But what I’ve found to be helpful is to focus on what and how you can change instead of using someone else to set a benchmark.
I recently finished the last page of the workout log where I write down my routines and thought this would be good opportunity to look back at where I started and reflect a little bit on what I’ve made progress on along the way. So here are some of the things I’ve found helpful which you might too!
Being More Aware
Phrases like ‘being more present in the moment’ have become so embedded in what we think of as the ‘hippie’ culture that it’s easy to dismiss it as being too New Age. Instead, gym culture now tends to fall on more extrinsic markers of progress such as whether you can keep adding more weight, more reps, or do it in less time.
If wellness and health factors even a tiny bit into your motivation for working out, though, try tracking something intrinsic for a while and see how you feel.
Flipping from the start of my notebook to the end, I’ve found in the one or so years of workouts that my focus has shifted from numbers (always having to progress the weight or reps even if my form is iffy) to working on body awareness, better alignment and movement instead. In doing so, progressing in terms of numbers will naturally follow as syncing your mental and physical states will just make everything feel easier!
Lesson to take home – make sure you know how you want to move with every exercise instead of just doing it to get it done, otherwise you’ll never be giving it your 100%.
Think About How You Are Planning
My problem never was getting the workouts done but rather the opposite: being very rigid and having to follow whatever the plan was to the T.
As I mentioned in the previous point, though, shifting my focus to movement instead of exercises has helped me to connect more to my body and learn what my strengths and weaknesses are.
While I still think it’s important to have a plan, I now also know that following programmes exactly or leaving out a few exercises won’t make or break your body. What’s changed in the way I planned at the beginning as compared to now is that I’m less rigid and more selective.

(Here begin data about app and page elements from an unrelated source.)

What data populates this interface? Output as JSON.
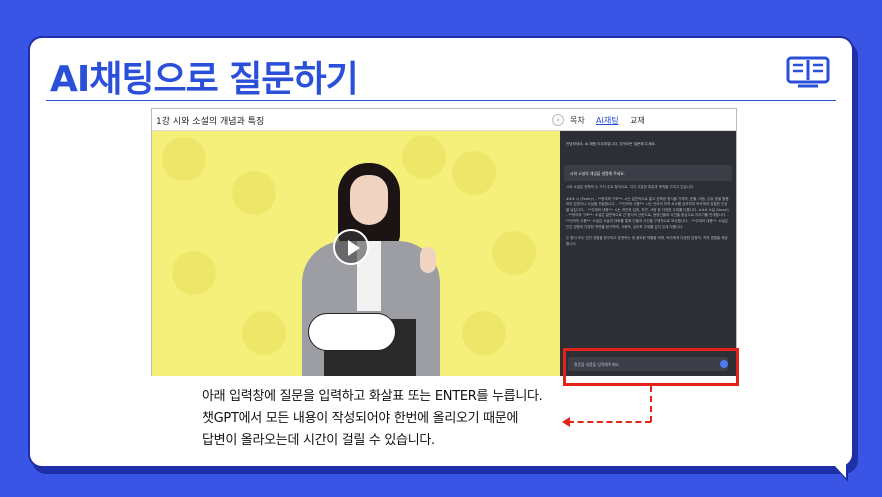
{
  "slide": {
    "title": "AI채팅으로 질문하기",
    "caption_lines": [
      "아래 입력창에 질문을 입력하고 화살표 또는 ENTER를 누릅니다.",
      "챗GPT에서 모든 내용이 작성되어야 한번에 올리오기 때문에",
      "답변이 올라오는데 시간이 걸릴 수 있습니다."
    ]
  },
  "app": {
    "lesson_title": "1강 시와 소설의 개념과 특징",
    "tabs": [
      "목차",
      "AI채팅",
      "교재"
    ],
    "active_tab": "AI채팅"
  },
  "chat": {
    "greeting": "안녕하세요, AI 채팅 도우미입니다. 무엇이든 질문해 주세요.",
    "user_question": "시와 소설의 개념을 설명해 주세요.",
    "answer_intro": "시와 소설은 문학의 두 가지 주요 형식으로, 각각 고유한 특징과 목적을 가지고 있습니다.",
    "answer_body": "### 시 (Poetry) - **정의와 구조**: 시는 일반적으로 짧고 압축된 형식을 가지며, 운율, 리듬, 은유 등을 활용하여 감정이나 사상을 전달합니다. - **언어의 사용**: 시는 언어의 미적 요소를 강조하여 독자에게 강렬한 인상을 남깁니다. - **주제와 내용**: 시는 개인적 감정, 자연, 사랑 등 다양한 주제를 다룹니다. ### 소설 (Novel) - **정의와 구조**: 소설은 일반적으로 긴 형식의 산문으로, 등장인물과 사건을 중심으로 이야기를 전개합니다. - **언어의 사용**: 소설은 서술과 대화를 통해 인물과 사건을 구체적으로 묘사합니다. - **주제와 내용**: 소설은 인간 경험의 다양한 측면을 탐구하며, 사회적, 심리적 주제를 깊이 있게 다룹니다.",
    "answer_outro": "두 형식 모두 인간 경험을 탐구하고 표현하는 데 중요한 역할을 하며, 독자에게 다양한 감정적, 지적 경험을 제공합니다.",
    "input_placeholder": "질문을 내용을 입력해주세요."
  },
  "colors": {
    "background": "#3a55e6",
    "accent": "#2a4fd8",
    "highlight": "#e2231a",
    "video_bg": "#f4f07a",
    "chat_bg": "#2d2f35"
  }
}
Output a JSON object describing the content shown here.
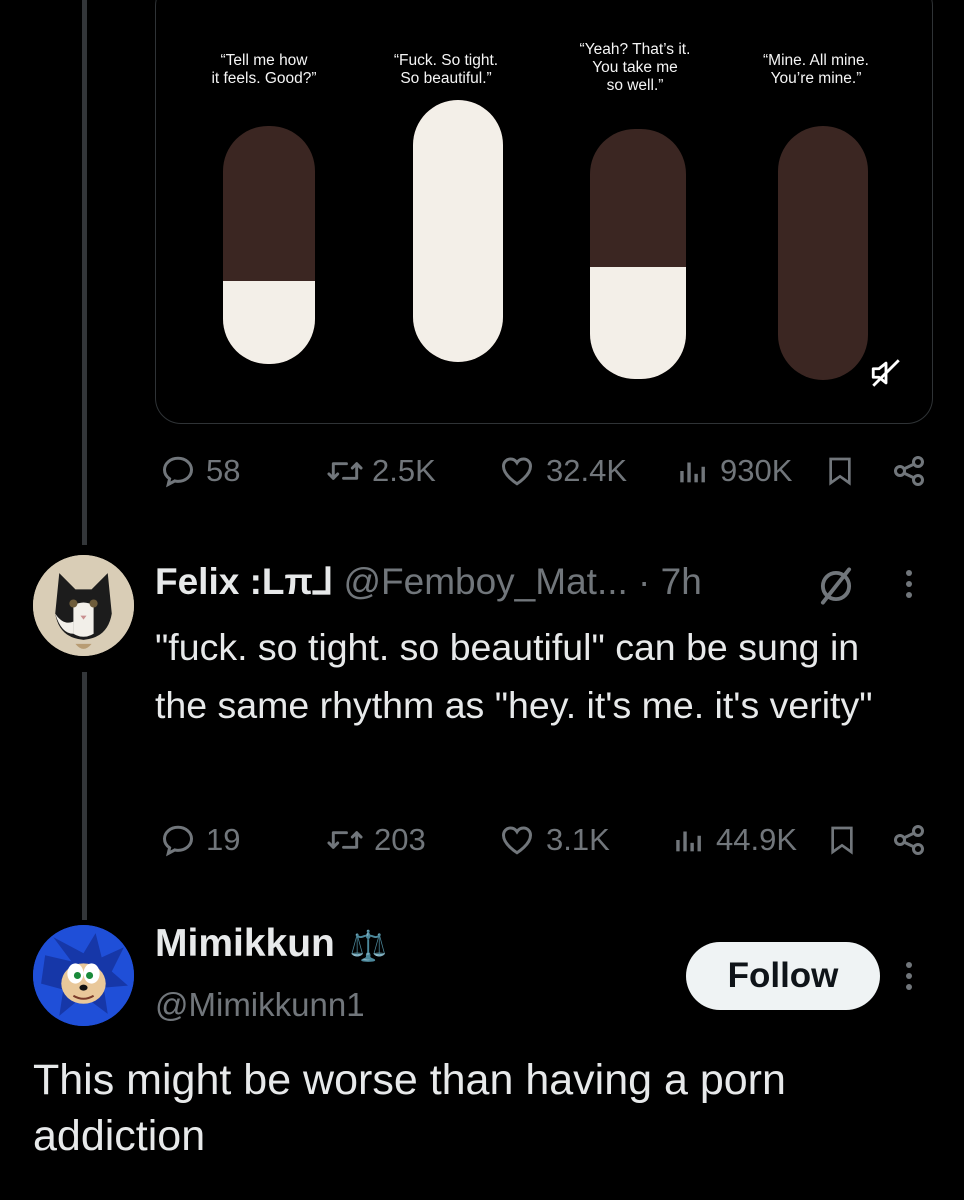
{
  "tweet": {
    "media": {
      "captions": [
        "“Tell me how\nit feels. Good?”",
        "“Fuck. So tight.\nSo beautiful.”",
        "“Yeah? That’s it.\nYou take me\nso well.”",
        "“Mine. All mine.\nYou’re mine.”"
      ],
      "fill_levels": [
        0.35,
        1.0,
        0.45,
        0.0
      ],
      "colors": {
        "pill_empty": "#3b2622",
        "pill_fill": "#f3efe8"
      },
      "mute_icon": "speaker-muted-icon"
    },
    "actions": {
      "replies": "58",
      "retweets": "2.5K",
      "likes": "32.4K",
      "views": "930K"
    }
  },
  "reply": {
    "name": "Felix :Lπ⅃",
    "handle": "@Femboy_Mat... · 7h",
    "text": "\"fuck. so tight. so beautiful\" can be sung in the same rhythm as \"hey. it's me. it's verity\"",
    "icon": "grok-slash-icon",
    "actions": {
      "replies": "19",
      "retweets": "203",
      "likes": "3.1K",
      "views": "44.9K"
    }
  },
  "quote": {
    "name": "Mimikkun",
    "badge": "⚖️",
    "handle": "@Mimikkunn1",
    "follow_label": "Follow",
    "text": "This might be worse than having a porn addiction"
  },
  "colors": {
    "background": "#000000",
    "text": "#e7e9ea",
    "muted": "#71767b",
    "button_bg": "#eff3f4"
  }
}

In the beginning, I committed the common rookie mistake of jamming in every exercise I could think of into one routine with high volume for every circuit as well. Now, I’ve learned to be selective and focus on a few main lifts that I want to really improve, while picking assistant and mobility exercises which contribute towards improving those main lifts.
Whether you are a coach or are looking for a coach, remember that showing off the variety of your ‘exercise library’ can only get you that far. The experience to pinpoint what needs to be worked on and the ability to then pick what you need from that library is what will keep you going forward.
Think About Why
Lastly (a short-ish post for once!), give yourself certian periods to re-evaluate, whether it’s every time you finish a programme, every month, or times when you feel like you’ve hit a plateau.
While it’s important to celebrate your progresses, it’s also important not to stay comfortable with where you are.
Identify where you are lagging behind, and think about why. Look at the things you’ve done which have helped you to improve, and keep doing them. There will always be more things to try and more things to learn, so the only thing that stalls your progress is when you stop wanting to try and learn!